:: Your assignment ::
Please reproduce all of the data exactly as it appears, but skip the pictures.

:: The input ::
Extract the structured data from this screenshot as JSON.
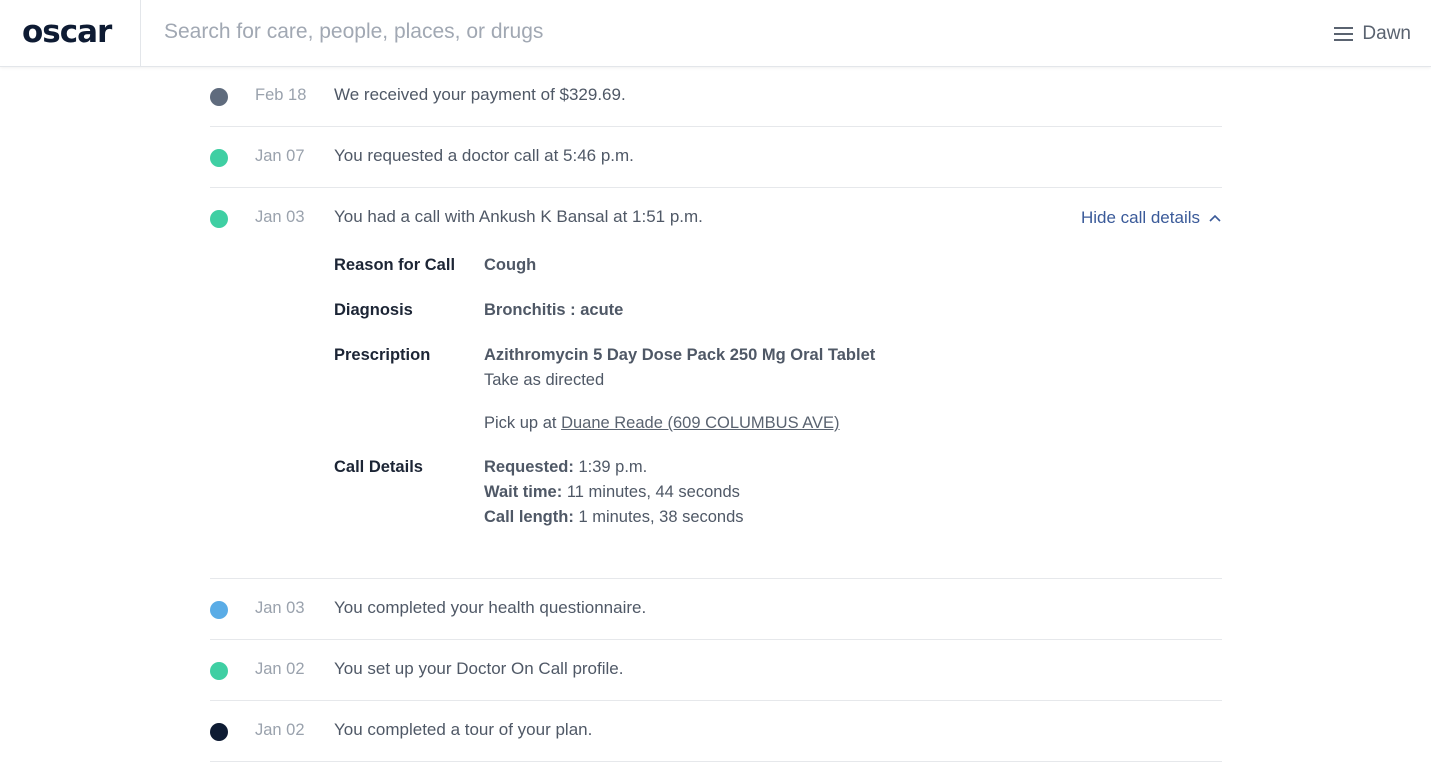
{
  "header": {
    "logo": "oscar",
    "search_placeholder": "Search for care, people, places, or drugs",
    "menu_icon": "hamburger-menu-icon",
    "user_name": "Dawn"
  },
  "colors": {
    "dot_gray": "#5f6b7d",
    "dot_green": "#3fcfa3",
    "dot_blue": "#5aace6",
    "dot_navy": "#0e1b33",
    "link_blue": "#3a5a99"
  },
  "timeline": [
    {
      "date": "Feb 18",
      "message": "We received your payment of $329.69.",
      "dot": "gray"
    },
    {
      "date": "Jan 07",
      "message": "You requested a doctor call at 5:46 p.m.",
      "dot": "green"
    },
    {
      "date": "Jan 03",
      "message": "You had a call with Ankush K Bansal at 1:51 p.m.",
      "dot": "green",
      "toggle_label": "Hide call details",
      "details": {
        "reason_label": "Reason for Call",
        "reason_value": "Cough",
        "diagnosis_label": "Diagnosis",
        "diagnosis_value": "Bronchitis : acute",
        "prescription_label": "Prescription",
        "prescription_drug": "Azithromycin 5 Day Dose Pack 250 Mg Oral Tablet",
        "prescription_instructions": "Take as directed",
        "pickup_prefix": "Pick up at",
        "pickup_pharmacy": "Duane Reade (609 COLUMBUS AVE)",
        "call_details_label": "Call Details",
        "requested_label": "Requested:",
        "requested_value": "1:39 p.m.",
        "wait_label": "Wait time:",
        "wait_value": "11 minutes, 44 seconds",
        "length_label": "Call length:",
        "length_value": "1 minutes, 38 seconds"
      }
    },
    {
      "date": "Jan 03",
      "message": "You completed your health questionnaire.",
      "dot": "blue"
    },
    {
      "date": "Jan 02",
      "message": "You set up your Doctor On Call profile.",
      "dot": "green"
    },
    {
      "date": "Jan 02",
      "message": "You completed a tour of your plan.",
      "dot": "navy"
    }
  ]
}
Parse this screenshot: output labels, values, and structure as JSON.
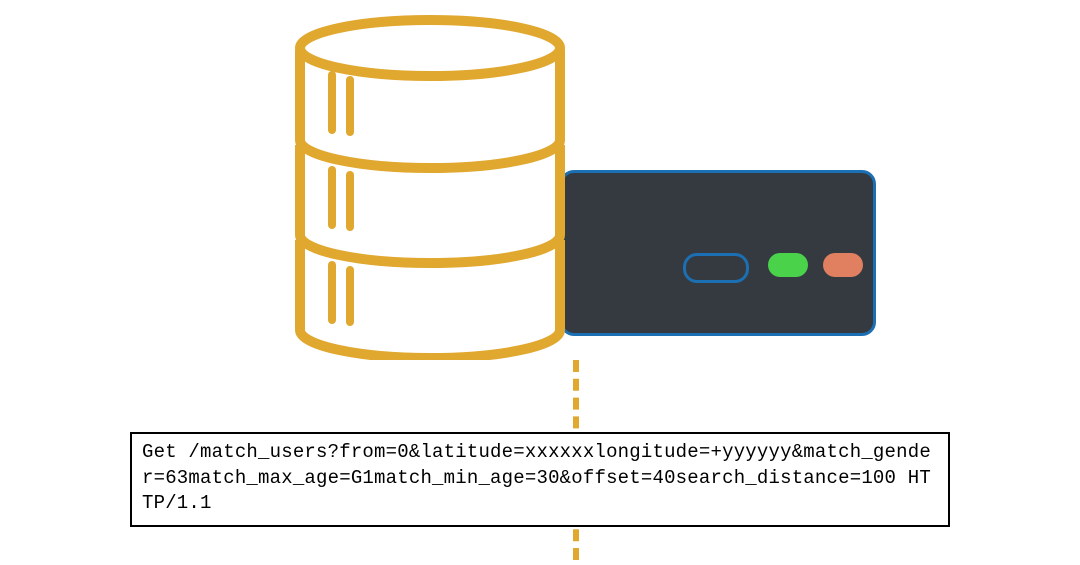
{
  "colors": {
    "accent_db": "#e0a82f",
    "server_body": "#343a40",
    "server_stroke": "#1b6fb2",
    "led_green": "#4bd24b",
    "led_orange": "#e08060",
    "request_border": "#000000"
  },
  "diagram": {
    "components": {
      "database": {
        "kind": "cylinder-stack",
        "color": "accent_db"
      },
      "server": {
        "kind": "rack-unit",
        "leds": [
          "green",
          "orange"
        ],
        "slot": true
      },
      "link": {
        "style": "dashed",
        "from": "server",
        "to": "request"
      }
    }
  },
  "request": {
    "method": "Get",
    "path": "/match_users",
    "query_raw": "from=0&latitude=xxxxxxlongitude=+yyyyyy&match_gender=63match_max_age=G1match_min_age=30&offset=40search_distance=100",
    "protocol": "HTTP/1.1",
    "display": "Get /match_users?from=0&latitude=xxxxxxlongitude=+yyyyyy&match_gender=63match_max_age=G1match_min_age=30&offset=40search_distance=100 HTTP/1.1",
    "params": {
      "from": "0",
      "latitude": "xxxxxx",
      "longitude": "+yyyyyy",
      "match_gender": "63",
      "match_max_age": "G1",
      "match_min_age": "30",
      "offset": "40",
      "search_distance": "100"
    }
  }
}
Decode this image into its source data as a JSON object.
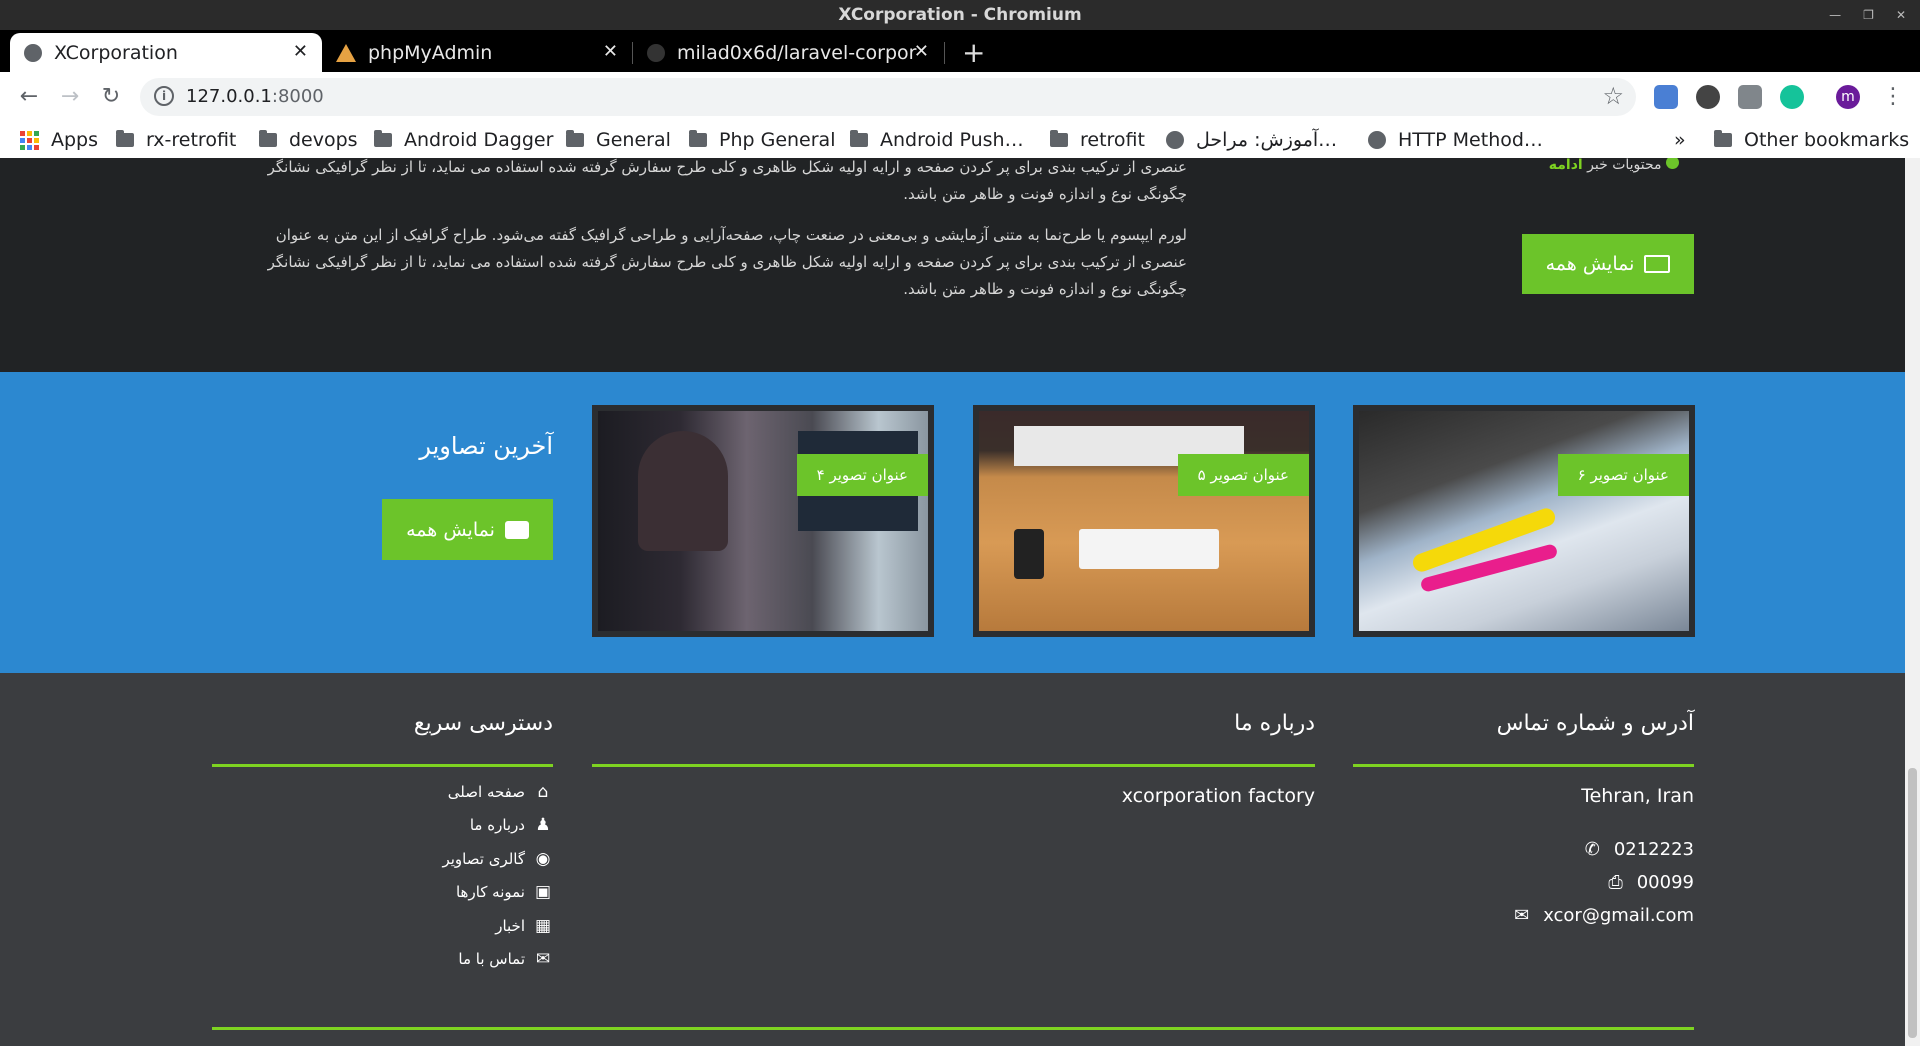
{
  "window": {
    "title": "XCorporation - Chromium"
  },
  "tabs": [
    {
      "title": "XCorporation",
      "icon": "globe-icon"
    },
    {
      "title": "phpMyAdmin",
      "icon": "phpmyadmin-icon"
    },
    {
      "title": "milad0x6d/laravel-corpora",
      "icon": "github-icon"
    }
  ],
  "address_bar": {
    "host": "127.0.0.1",
    "port": ":8000"
  },
  "bookmarks": {
    "items": [
      "Apps",
      "rx-retrofit",
      "devops",
      "Android Dagger",
      "General",
      "Php General",
      "Android Push…",
      "retrofit",
      "آموزش: مراحل…",
      "HTTP Method…"
    ],
    "overflow": "»",
    "other": "Other bookmarks"
  },
  "news": {
    "more_prefix": "محتویات خبر",
    "more_link": "ادامه",
    "para1_line1": "عنصری از ترکیب بندی برای پر کردن صفحه و ارایه اولیه شکل ظاهری و کلی طرح سفارش گرفته شده استفاده می نماید، تا از نظر گرافیکی نشانگر",
    "para1_line2": "چگونگی نوع و اندازه فونت و ظاهر متن باشد.",
    "para2_line1": "لورم ایپسوم یا طرح‌نما به متنی آزمایشی و بی‌معنی در صنعت چاپ، صفحه‌آرایی و طراحی گرافیک گفته می‌شود. طراح گرافیک از این متن به عنوان",
    "para2_line2": "عنصری از ترکیب بندی برای پر کردن صفحه و ارایه اولیه شکل ظاهری و کلی طرح سفارش گرفته شده استفاده می نماید، تا از نظر گرافیکی نشانگر",
    "para2_line3": "چگونگی نوع و اندازه فونت و ظاهر متن باشد.",
    "show_all": "نمایش همه"
  },
  "gallery": {
    "title": "آخرین تصاویر",
    "show_all": "نمایش همه",
    "items": [
      {
        "label": "عنوان تصویر ۶"
      },
      {
        "label": "عنوان تصویر ۵"
      },
      {
        "label": "عنوان تصویر ۴"
      }
    ]
  },
  "footer": {
    "contact": {
      "heading": "آدرس و شماره تماس",
      "address": "Tehran, Iran",
      "phone": "0212223",
      "fax": "00099",
      "email": "xcor@gmail.com"
    },
    "about": {
      "heading": "درباره ما",
      "text": "xcorporation factory"
    },
    "quick": {
      "heading": "دسترسی سریع",
      "links": [
        "صفحه اصلی",
        "درباره ما",
        "گالری تصاویر",
        "نمونه کارها",
        "اخبار",
        "تماس با ما"
      ]
    }
  },
  "colors": {
    "green": "#6cc42a",
    "blue": "#2c88d0",
    "dark": "#212325",
    "footer": "#3b3d40"
  }
}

:: Task result ::
Extract the structured data from this screenshot as JSON.
{
  "header": {
    "logo": "oscar",
    "search_placeholder": "Search for care, people, places, or drugs",
    "menu_icon": "hamburger-menu-icon",
    "user_name": "Dawn"
  },
  "colors": {
    "dot_gray": "#5f6b7d",
    "dot_green": "#3fcfa3",
    "dot_blue": "#5aace6",
    "dot_navy": "#0e1b33",
    "link_blue": "#3a5a99"
  },
  "timeline": [
    {
      "date": "Feb 18",
      "message": "We received your payment of $329.69.",
      "dot": "gray"
    },
    {
      "date": "Jan 07",
      "message": "You requested a doctor call at 5:46 p.m.",
      "dot": "green"
    },
    {
      "date": "Jan 03",
      "message": "You had a call with Ankush K Bansal at 1:51 p.m.",
      "dot": "green",
      "toggle_label": "Hide call details",
      "details": {
        "reason_label": "Reason for Call",
        "reason_value": "Cough",
        "diagnosis_label": "Diagnosis",
        "diagnosis_value": "Bronchitis : acute",
        "prescription_label": "Prescription",
        "prescription_drug": "Azithromycin 5 Day Dose Pack 250 Mg Oral Tablet",
        "prescription_instructions": "Take as directed",
        "pickup_prefix": "Pick up at",
        "pickup_pharmacy": "Duane Reade (609 COLUMBUS AVE)",
        "call_details_label": "Call Details",
        "requested_label": "Requested:",
        "requested_value": "1:39 p.m.",
        "wait_label": "Wait time:",
        "wait_value": "11 minutes, 44 seconds",
        "length_label": "Call length:",
        "length_value": "1 minutes, 38 seconds"
      }
    },
    {
      "date": "Jan 03",
      "message": "You completed your health questionnaire.",
      "dot": "blue"
    },
    {
      "date": "Jan 02",
      "message": "You set up your Doctor On Call profile.",
      "dot": "green"
    },
    {
      "date": "Jan 02",
      "message": "You completed a tour of your plan.",
      "dot": "navy"
    }
  ]
}
Parse this screenshot: output labels, values, and structure as JSON.
{
  "colors": {
    "accent_db": "#e0a82f",
    "server_body": "#343a40",
    "server_stroke": "#1b6fb2",
    "led_green": "#4bd24b",
    "led_orange": "#e08060",
    "request_border": "#000000"
  },
  "diagram": {
    "components": {
      "database": {
        "kind": "cylinder-stack",
        "color": "accent_db"
      },
      "server": {
        "kind": "rack-unit",
        "leds": [
          "green",
          "orange"
        ],
        "slot": true
      },
      "link": {
        "style": "dashed",
        "from": "server",
        "to": "request"
      }
    }
  },
  "request": {
    "method": "Get",
    "path": "/match_users",
    "query_raw": "from=0&latitude=xxxxxxlongitude=+yyyyyy&match_gender=63match_max_age=G1match_min_age=30&offset=40search_distance=100",
    "protocol": "HTTP/1.1",
    "display": "Get /match_users?from=0&latitude=xxxxxxlongitude=+yyyyyy&match_gender=63match_max_age=G1match_min_age=30&offset=40search_distance=100 HTTP/1.1",
    "params": {
      "from": "0",
      "latitude": "xxxxxx",
      "longitude": "+yyyyyy",
      "match_gender": "63",
      "match_max_age": "G1",
      "match_min_age": "30",
      "offset": "40",
      "search_distance": "100"
    }
  }
}
Decode this image into its source data as a JSON object.
{
  "window": {
    "title": "XCorporation - Chromium"
  },
  "tabs": [
    {
      "title": "XCorporation",
      "icon": "globe-icon"
    },
    {
      "title": "phpMyAdmin",
      "icon": "phpmyadmin-icon"
    },
    {
      "title": "milad0x6d/laravel-corpora",
      "icon": "github-icon"
    }
  ],
  "address_bar": {
    "host": "127.0.0.1",
    "port": ":8000"
  },
  "bookmarks": {
    "items": [
      "Apps",
      "rx-retrofit",
      "devops",
      "Android Dagger",
      "General",
      "Php General",
      "Android Push…",
      "retrofit",
      "آموزش: مراحل…",
      "HTTP Method…"
    ],
    "overflow": "»",
    "other": "Other bookmarks"
  },
  "news": {
    "more_prefix": "محتویات خبر",
    "more_link": "ادامه",
    "para1_line1": "عنصری از ترکیب بندی برای پر کردن صفحه و ارایه اولیه شکل ظاهری و کلی طرح سفارش گرفته شده استفاده می نماید، تا از نظر گرافیکی نشانگر",
    "para1_line2": "چگونگی نوع و اندازه فونت و ظاهر متن باشد.",
    "para2_line1": "لورم ایپسوم یا طرح‌نما به متنی آزمایشی و بی‌معنی در صنعت چاپ، صفحه‌آرایی و طراحی گرافیک گفته می‌شود. طراح گرافیک از این متن به عنوان",
    "para2_line2": "عنصری از ترکیب بندی برای پر کردن صفحه و ارایه اولیه شکل ظاهری و کلی طرح سفارش گرفته شده استفاده می نماید، تا از نظر گرافیکی نشانگر",
    "para2_line3": "چگونگی نوع و اندازه فونت و ظاهر متن باشد.",
    "show_all": "نمایش همه"
  },
  "gallery": {
    "title": "آخرین تصاویر",
    "show_all": "نمایش همه",
    "items": [
      {
        "label": "عنوان تصویر ۶"
      },
      {
        "label": "عنوان تصویر ۵"
      },
      {
        "label": "عنوان تصویر ۴"
      }
    ]
  },
  "footer": {
    "contact": {
      "heading": "آدرس و شماره تماس",
      "address": "Tehran, Iran",
      "phone": "0212223",
      "fax": "00099",
      "email": "xcor@gmail.com"
    },
    "about": {
      "heading": "درباره ما",
      "text": "xcorporation factory"
    },
    "quick": {
      "heading": "دسترسی سریع",
      "links": [
        "صفحه اصلی",
        "درباره ما",
        "گالری تصاویر",
        "نمونه کارها",
        "اخبار",
        "تماس با ما"
      ]
    }
  },
  "colors": {
    "green": "#6cc42a",
    "blue": "#2c88d0",
    "dark": "#212325",
    "footer": "#3b3d40"
  }
}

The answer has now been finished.